*Activity*.
Please write the following entries out once more, exactly.

*Available records*.
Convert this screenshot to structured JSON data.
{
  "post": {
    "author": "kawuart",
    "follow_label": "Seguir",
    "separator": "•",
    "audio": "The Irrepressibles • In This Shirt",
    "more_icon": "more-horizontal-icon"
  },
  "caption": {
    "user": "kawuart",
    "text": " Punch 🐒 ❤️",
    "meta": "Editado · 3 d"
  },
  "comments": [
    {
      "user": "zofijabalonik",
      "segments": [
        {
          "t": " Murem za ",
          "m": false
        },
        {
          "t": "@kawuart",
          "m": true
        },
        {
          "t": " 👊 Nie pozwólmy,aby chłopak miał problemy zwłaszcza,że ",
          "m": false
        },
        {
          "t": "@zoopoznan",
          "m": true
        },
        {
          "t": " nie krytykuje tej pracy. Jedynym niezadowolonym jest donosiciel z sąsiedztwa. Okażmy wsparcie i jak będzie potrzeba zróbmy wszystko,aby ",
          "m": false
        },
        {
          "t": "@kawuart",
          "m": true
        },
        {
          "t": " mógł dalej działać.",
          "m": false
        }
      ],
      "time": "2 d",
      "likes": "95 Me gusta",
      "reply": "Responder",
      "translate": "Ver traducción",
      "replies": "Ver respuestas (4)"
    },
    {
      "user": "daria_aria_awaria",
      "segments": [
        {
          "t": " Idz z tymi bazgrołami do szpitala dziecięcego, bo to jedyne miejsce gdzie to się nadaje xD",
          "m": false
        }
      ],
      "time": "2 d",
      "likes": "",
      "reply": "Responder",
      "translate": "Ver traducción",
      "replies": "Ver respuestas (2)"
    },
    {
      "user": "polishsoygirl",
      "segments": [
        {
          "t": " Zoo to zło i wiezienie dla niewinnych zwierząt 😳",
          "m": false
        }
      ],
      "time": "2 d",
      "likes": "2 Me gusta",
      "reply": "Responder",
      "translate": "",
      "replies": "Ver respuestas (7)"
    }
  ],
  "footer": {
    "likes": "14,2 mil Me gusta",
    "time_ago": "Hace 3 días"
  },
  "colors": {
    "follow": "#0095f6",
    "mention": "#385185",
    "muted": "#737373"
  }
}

*Output*.
Convert this screenshot to structured JSON data.
{
  "post": {
    "author": "kawuart",
    "follow_label": "Seguir",
    "separator": "•",
    "audio": "The Irrepressibles • In This Shirt",
    "more_icon": "more-horizontal-icon"
  },
  "caption": {
    "user": "kawuart",
    "text": " Punch 🐒 ❤️",
    "meta": "Editado · 3 d"
  },
  "comments": [
    {
      "user": "zofijabalonik",
      "segments": [
        {
          "t": " Murem za ",
          "m": false
        },
        {
          "t": "@kawuart",
          "m": true
        },
        {
          "t": " 👊 Nie pozwólmy,aby chłopak miał problemy zwłaszcza,że ",
          "m": false
        },
        {
          "t": "@zoopoznan",
          "m": true
        },
        {
          "t": " nie krytykuje tej pracy. Jedynym niezadowolonym jest donosiciel z sąsiedztwa. Okażmy wsparcie i jak będzie potrzeba zróbmy wszystko,aby ",
          "m": false
        },
        {
          "t": "@kawuart",
          "m": true
        },
        {
          "t": " mógł dalej działać.",
          "m": false
        }
      ],
      "time": "2 d",
      "likes": "95 Me gusta",
      "reply": "Responder",
      "translate": "Ver traducción",
      "replies": "Ver respuestas (4)"
    },
    {
      "user": "daria_aria_awaria",
      "segments": [
        {
          "t": " Idz z tymi bazgrołami do szpitala dziecięcego, bo to jedyne miejsce gdzie to się nadaje xD",
          "m": false
        }
      ],
      "time": "2 d",
      "likes": "",
      "reply": "Responder",
      "translate": "Ver traducción",
      "replies": "Ver respuestas (2)"
    },
    {
      "user": "polishsoygirl",
      "segments": [
        {
          "t": " Zoo to zło i wiezienie dla niewinnych zwierząt 😳",
          "m": false
        }
      ],
      "time": "2 d",
      "likes": "2 Me gusta",
      "reply": "Responder",
      "translate": "",
      "replies": "Ver respuestas (7)"
    }
  ],
  "footer": {
    "likes": "14,2 mil Me gusta",
    "time_ago": "Hace 3 días"
  },
  "colors": {
    "follow": "#0095f6",
    "mention": "#385185",
    "muted": "#737373"
  }
}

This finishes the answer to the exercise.